- Aim of the task: Everything in the records must be copied exactly except the pictures.

- Exercise material:

——

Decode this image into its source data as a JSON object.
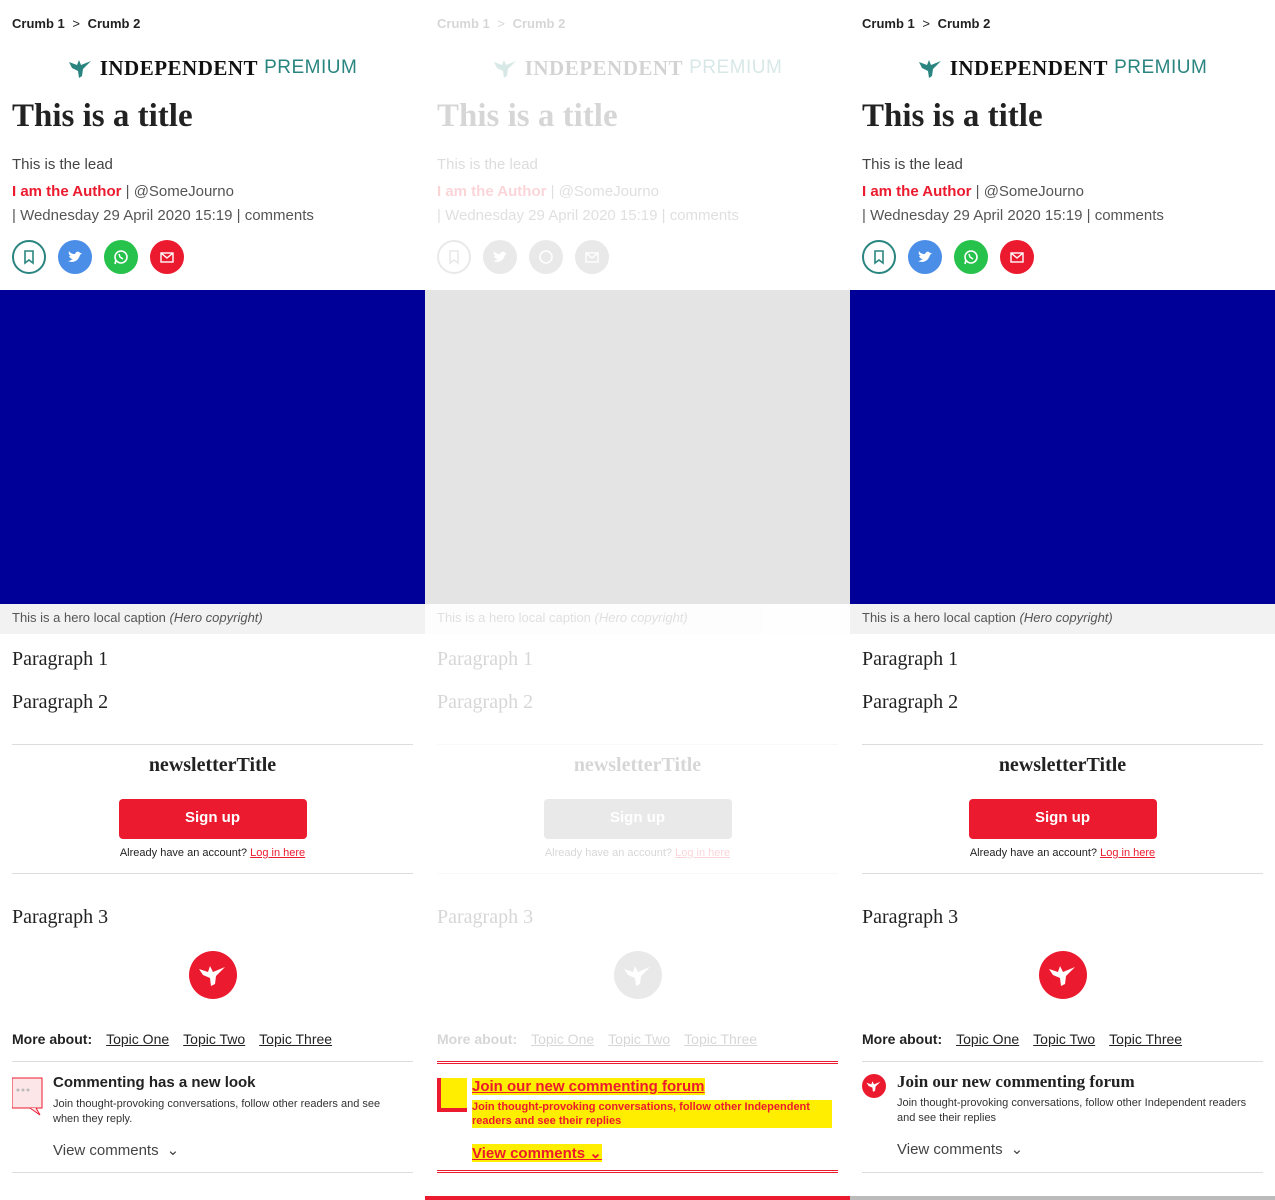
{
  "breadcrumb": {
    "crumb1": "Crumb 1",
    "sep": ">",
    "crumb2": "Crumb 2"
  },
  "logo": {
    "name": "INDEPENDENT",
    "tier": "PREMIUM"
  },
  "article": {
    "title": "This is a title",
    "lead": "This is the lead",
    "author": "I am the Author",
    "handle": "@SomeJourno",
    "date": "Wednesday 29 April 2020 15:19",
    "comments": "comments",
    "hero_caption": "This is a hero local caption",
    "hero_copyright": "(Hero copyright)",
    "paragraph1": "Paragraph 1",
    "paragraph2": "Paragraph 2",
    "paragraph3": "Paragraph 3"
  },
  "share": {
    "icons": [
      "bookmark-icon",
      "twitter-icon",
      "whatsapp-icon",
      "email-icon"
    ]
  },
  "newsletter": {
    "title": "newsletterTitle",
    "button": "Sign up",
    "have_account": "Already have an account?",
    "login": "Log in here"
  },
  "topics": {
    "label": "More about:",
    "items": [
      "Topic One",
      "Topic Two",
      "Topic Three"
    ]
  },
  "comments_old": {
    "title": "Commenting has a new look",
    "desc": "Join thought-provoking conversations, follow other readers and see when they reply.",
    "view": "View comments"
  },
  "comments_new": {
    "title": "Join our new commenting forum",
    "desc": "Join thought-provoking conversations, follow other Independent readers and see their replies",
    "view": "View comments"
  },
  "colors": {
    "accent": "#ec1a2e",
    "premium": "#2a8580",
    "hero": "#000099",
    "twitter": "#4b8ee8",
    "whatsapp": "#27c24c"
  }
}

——

- Exercise response:
Decode this image into its source data as a JSON object.
{
  "breadcrumb": {
    "crumb1": "Crumb 1",
    "sep": ">",
    "crumb2": "Crumb 2"
  },
  "logo": {
    "name": "INDEPENDENT",
    "tier": "PREMIUM"
  },
  "article": {
    "title": "This is a title",
    "lead": "This is the lead",
    "author": "I am the Author",
    "handle": "@SomeJourno",
    "date": "Wednesday 29 April 2020 15:19",
    "comments": "comments",
    "hero_caption": "This is a hero local caption",
    "hero_copyright": "(Hero copyright)",
    "paragraph1": "Paragraph 1",
    "paragraph2": "Paragraph 2",
    "paragraph3": "Paragraph 3"
  },
  "share": {
    "icons": [
      "bookmark-icon",
      "twitter-icon",
      "whatsapp-icon",
      "email-icon"
    ]
  },
  "newsletter": {
    "title": "newsletterTitle",
    "button": "Sign up",
    "have_account": "Already have an account?",
    "login": "Log in here"
  },
  "topics": {
    "label": "More about:",
    "items": [
      "Topic One",
      "Topic Two",
      "Topic Three"
    ]
  },
  "comments_old": {
    "title": "Commenting has a new look",
    "desc": "Join thought-provoking conversations, follow other readers and see when they reply.",
    "view": "View comments"
  },
  "comments_new": {
    "title": "Join our new commenting forum",
    "desc": "Join thought-provoking conversations, follow other Independent readers and see their replies",
    "view": "View comments"
  },
  "colors": {
    "accent": "#ec1a2e",
    "premium": "#2a8580",
    "hero": "#000099",
    "twitter": "#4b8ee8",
    "whatsapp": "#27c24c"
  }
}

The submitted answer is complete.